Report any new or worsening symptoms to your doctor, such as: mood or behavior changes, anxiety, panic attacks, trouble sleeping, or if you feel impulsive, irritable, agitated, hostile, aggressive, restless, hyperactive (mentally or physically), depressed, or have thoughts about suicide or hurting yourself.
Call your doctor at once if you have:
severe weakness or tiredness;
problems with balance or muscle movement;
upper stomach pain;
chest pain, new or worsening cough with fever, trouble breathing;
severe tingling or numbness;
rapid eye movement; or
kidney problems--little or no urination, painful or difficult urination, swelling in your feet or ankles.
Some side effects are more likely in children taking gabapentin. Contact your doctor if the child taking this medicine has any of the following side effects:
changes in behavior;
trouble concentrating; or

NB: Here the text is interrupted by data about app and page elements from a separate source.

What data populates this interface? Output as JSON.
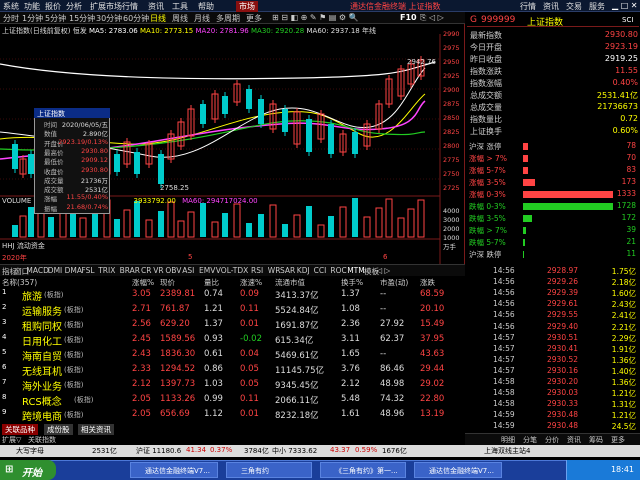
{
  "menubar": {
    "items": [
      "系统",
      "功能",
      "报价",
      "分析",
      "扩展市场行情",
      "资讯",
      "工具",
      "帮助"
    ],
    "market_tab": "市场",
    "window_title": "通达信金融终端 上证指数",
    "right_items": [
      "行情",
      "资讯",
      "交易",
      "服务"
    ]
  },
  "periods": [
    "分时",
    "1分钟",
    "5分钟",
    "15分钟",
    "30分钟",
    "60分钟",
    "日线",
    "周线",
    "月线",
    "多周期",
    "更多"
  ],
  "chart": {
    "header_prefix": "上证指数(日线前复权)",
    "ma_label": "恒发 ",
    "ma5_label": "MA5: 2783.06",
    "ma10_label": "MA10: 2773.15",
    "ma20_label": "MA20: 2781.96",
    "ma30_label": "MA30: 2920.28",
    "ma60_label": "MA60: 2937.18",
    "annual_label": "年线",
    "price_axis": [
      "2990",
      "2975",
      "2950",
      "2925",
      "2900",
      "2875",
      "2850",
      "2825",
      "2800",
      "2775",
      "2750",
      "2725"
    ],
    "high_label": "2942.76",
    "low_label": "2758.25",
    "volume_header": "VOLUME",
    "volume_value": "3933792.00",
    "volume_ma": "MA60: 294717024.00",
    "vol_axis": [
      "4000",
      "3000",
      "2000",
      "1000"
    ],
    "vol_unit": "万手",
    "hhj_label": "HHJ 流动资金",
    "year_label": "2020年",
    "month_labels": [
      "5",
      "6"
    ],
    "right_nav": "日线"
  },
  "popup": {
    "title": "上证指数",
    "labels": [
      "时间",
      "数值",
      "开盘价",
      "最高价",
      "最低价",
      "收盘价",
      "成交量",
      "成交额",
      "涨幅",
      "振幅"
    ],
    "values": [
      "2020/06/05/五",
      "2.890亿",
      "2923.19/0.13%",
      "2930.80",
      "2909.12",
      "2930.80",
      "21736万",
      "2531亿",
      "11.55/0.40%",
      "21.68/0.74%"
    ],
    "value_colors": [
      "#ddd",
      "#ddd",
      "#ff4444",
      "#ff4444",
      "#ff4444",
      "#ff4444",
      "#ddd",
      "#ddd",
      "#ff4444",
      "#ff4444"
    ]
  },
  "quote": {
    "code": "999999",
    "name": "上证指数",
    "badge": "SCI",
    "stats": [
      {
        "label": "最新指数",
        "value": "2930.80",
        "color": "#ff4444"
      },
      {
        "label": "今日开盘",
        "value": "2923.19",
        "color": "#ff4444"
      },
      {
        "label": "昨日收盘",
        "value": "2919.25",
        "color": "#ffffff"
      },
      {
        "label": "指数涨跌",
        "value": "11.55",
        "color": "#ff4444"
      },
      {
        "label": "指数涨幅",
        "value": "0.40%",
        "color": "#ff4444"
      },
      {
        "label": "总成交额",
        "value": "2531.41亿",
        "color": "#ffff00"
      },
      {
        "label": "总成交量",
        "value": "21736673",
        "color": "#ffff00"
      },
      {
        "label": "指数量比",
        "value": "0.72",
        "color": "#ffff00"
      },
      {
        "label": "上证换手",
        "value": "0.60%",
        "color": "#ffff00"
      }
    ],
    "dist": [
      {
        "label": "沪深 涨停",
        "value": "78",
        "color": "#ff4444",
        "frac": 0.06
      },
      {
        "label": "涨幅 > 7%",
        "value": "70",
        "color": "#ff4444",
        "frac": 0.05
      },
      {
        "label": "涨幅 5-7%",
        "value": "83",
        "color": "#ff4444",
        "frac": 0.06
      },
      {
        "label": "涨幅 3-5%",
        "value": "173",
        "color": "#ff4444",
        "frac": 0.13
      },
      {
        "label": "涨幅 0-3%",
        "value": "1333",
        "color": "#ff4444",
        "frac": 1.0
      },
      {
        "label": "跌幅 0-3%",
        "value": "1728",
        "color": "#22cc22",
        "frac": 1.0
      },
      {
        "label": "跌幅 3-5%",
        "value": "172",
        "color": "#22cc22",
        "frac": 0.1
      },
      {
        "label": "跌幅 > 7%",
        "value": "39",
        "color": "#22cc22",
        "frac": 0.03
      },
      {
        "label": "跌幅 5-7%",
        "value": "21",
        "color": "#22cc22",
        "frac": 0.02
      },
      {
        "label": "沪深 跌停",
        "value": "11",
        "color": "#22cc22",
        "frac": 0.01
      }
    ]
  },
  "ticks": [
    {
      "time": "14:56",
      "price": "2928.97",
      "vol": "1.75亿"
    },
    {
      "time": "14:56",
      "price": "2929.26",
      "vol": "2.18亿"
    },
    {
      "time": "14:56",
      "price": "2929.39",
      "vol": "1.60亿"
    },
    {
      "time": "14:56",
      "price": "2929.61",
      "vol": "2.43亿"
    },
    {
      "time": "14:56",
      "price": "2929.55",
      "vol": "2.41亿"
    },
    {
      "time": "14:56",
      "price": "2929.40",
      "vol": "2.21亿"
    },
    {
      "time": "14:57",
      "price": "2930.51",
      "vol": "2.29亿"
    },
    {
      "time": "14:57",
      "price": "2930.41",
      "vol": "1.91亿"
    },
    {
      "time": "14:57",
      "price": "2930.52",
      "vol": "1.36亿"
    },
    {
      "time": "14:57",
      "price": "2930.16",
      "vol": "1.40亿"
    },
    {
      "time": "14:58",
      "price": "2930.20",
      "vol": "1.36亿"
    },
    {
      "time": "14:58",
      "price": "2930.03",
      "vol": "1.21亿"
    },
    {
      "time": "14:58",
      "price": "2930.33",
      "vol": "1.31亿"
    },
    {
      "time": "14:59",
      "price": "2930.48",
      "vol": "1.21亿"
    },
    {
      "time": "14:59",
      "price": "2930.48",
      "vol": "24.5亿"
    }
  ],
  "tick_tabs": [
    "明细",
    "分笔",
    "分价",
    "资讯",
    "筹码",
    "更多"
  ],
  "indicator_tabs": [
    "指标",
    "窗口",
    "MACD",
    "DMI",
    "DMA",
    "FSL",
    "TRIX",
    "BRAR",
    "CR",
    "VR",
    "OBV",
    "ASI",
    "EMV",
    "VOL-TDX",
    "RSI",
    "WR",
    "SAR",
    "KDJ",
    "CCI",
    "ROC",
    "MTM",
    "模板",
    "◁ ▷"
  ],
  "table": {
    "headers": [
      "名称(357)",
      "涨幅%",
      "现价",
      "量比",
      "涨速%",
      "流通市值",
      "换手%",
      "市盈(动)",
      "涨跌"
    ],
    "rows": [
      [
        "旅游",
        "(板指)",
        "3.05",
        "2389.81",
        "0.74",
        "0.09",
        "3413.37亿",
        "1.37",
        "--",
        "68.59"
      ],
      [
        "运输服务",
        "(板指)",
        "2.71",
        "761.87",
        "1.21",
        "0.11",
        "5524.84亿",
        "1.08",
        "--",
        "20.10"
      ],
      [
        "租购同权",
        "(板指)",
        "2.56",
        "629.20",
        "1.37",
        "0.01",
        "1691.87亿",
        "2.36",
        "27.92",
        "15.49"
      ],
      [
        "日用化工",
        "(板指)",
        "2.45",
        "1589.56",
        "0.93",
        "-0.02",
        "615.34亿",
        "3.11",
        "62.37",
        "37.95"
      ],
      [
        "海南自贸",
        "(板指)",
        "2.43",
        "1836.30",
        "0.61",
        "0.04",
        "5469.61亿",
        "1.65",
        "--",
        "43.63"
      ],
      [
        "无线耳机",
        "(板指)",
        "2.33",
        "1294.52",
        "0.86",
        "0.05",
        "11145.75亿",
        "3.76",
        "86.46",
        "29.44"
      ],
      [
        "海外业务",
        "(板指)",
        "2.12",
        "1397.73",
        "1.03",
        "0.05",
        "9345.45亿",
        "2.12",
        "48.98",
        "29.02"
      ],
      [
        "RCS概念",
        "(板指)",
        "2.05",
        "1133.26",
        "0.99",
        "0.11",
        "2066.11亿",
        "5.48",
        "74.32",
        "22.80"
      ],
      [
        "跨境电商",
        "(板指)",
        "2.05",
        "656.69",
        "1.12",
        "0.01",
        "8232.18亿",
        "1.61",
        "48.96",
        "13.19"
      ]
    ]
  },
  "bottom_tabs": [
    "关联品种",
    "成份股",
    "相关资讯"
  ],
  "bottom_row": [
    "扩展▽",
    "关联指数"
  ],
  "status": {
    "items": [
      "大写字母",
      "2531亿",
      "沪证 11180.6",
      "41.34",
      "0.37%",
      "3784亿",
      "中小 7333.62",
      "43.37",
      "0.59%",
      "1676亿",
      "上海双线主站4"
    ]
  },
  "taskbar": {
    "start": "开始",
    "tasks": [
      "通达信金融终端V7...",
      "三角有约",
      "《三角有约》第一...",
      "通达信金融终端V7..."
    ],
    "clock": "18:41"
  }
}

acting restless, hostile, or aggressive.
Common side effects may include:
swelling in your hands or feet;
problems with your eyes;
coordination problems; or
This is not a complete list of side effects and others may occur. Call your doctor for medical advice about side effects. You may report side effects to FDA at 1-800-FDA-1088.
See also: Side effects (in more detail)
What other drugs will affect gabapentin?
Taking gabapentin with other drugs that make you sleepy can worsen this effect. Ask your doctor before taking a sleeping pill, narcotic medication, muscle relaxer, or medicine for anxiety, depression, or seizures.
Other drugs may interact with gabapentin, including prescription and over-the-counter medicines, vitamins, and herbal products. Tell your doctor about all your current medicines and any medicine you start or stop using.
More about Neurontin (gabapentin)
- Side Effects
- During Pregnancy or Breastfeeding
- Dosage Information
- Drug Images
- Drug Interactions
- Support Group
- Pricing & Coupons
- En Español
- 190 Reviews – Add your own review/rating
- Generic Availability
- Drug class: gamma-aminobutyric acid analogs
- Neurontin (Gabapentin Capsules)
- Neurontin (Gabapentin Oral Solution)
- Neurontin (Gabapentin Tablets 600 mg and 800 mg)
- Neurontin (Advanced Reading)
Related treatment guides
Where can I get more information?
- Your pharmacist can provide more information about gabapentin.
- Remember, keep this and all other medicines out of the reach of children, never share your medicines with others, and use this medication only for the indication prescribed.
- Disclaimer: Every effort has been made to ensure that the information provided by Cerner Multum, Inc. ('Multum') is accurate, up-to-date, and complete, but no guarantee is made to that effect. Drug information contained herein may be time sensitive. Multum information has been compiled for use by healthcare practitioners and consumers in the United States and therefore Multum does not warrant that uses outside of the United States are appropriate, unless specifically indicated otherwise. Multum's drug information does not endorse drugs, diagnose patients or recommend therapy. Multum's drug information is an informational resource designed to assist licensed healthcare practitioners in caring for their patients and/or to serve consumers viewing this service as a supplement to, and not a substitute for, the expertise, skill, knowledge and judgment of healthcare practitioners. The absence of a warning for a given drug or drug combination in no way should be construed to indicate that the drug or drug combination is safe, effective or appropriate for any given patient. Multum does not assume any responsibility for any aspect of healthcare administered with the aid of information Multum provides. The information contained herein is not intended to cover all possible uses, directions, precautions, warnings, drug interactions, allergic reactions, or adverse effects. If you have questions about the drugs you are taking, check with your doctor, nurse or pharmacist.
Copyright 1996-2012 Cerner Multum, Inc. Version: 14.01.
Date modified: January 03, 2018
Last reviewed: October 10, 2017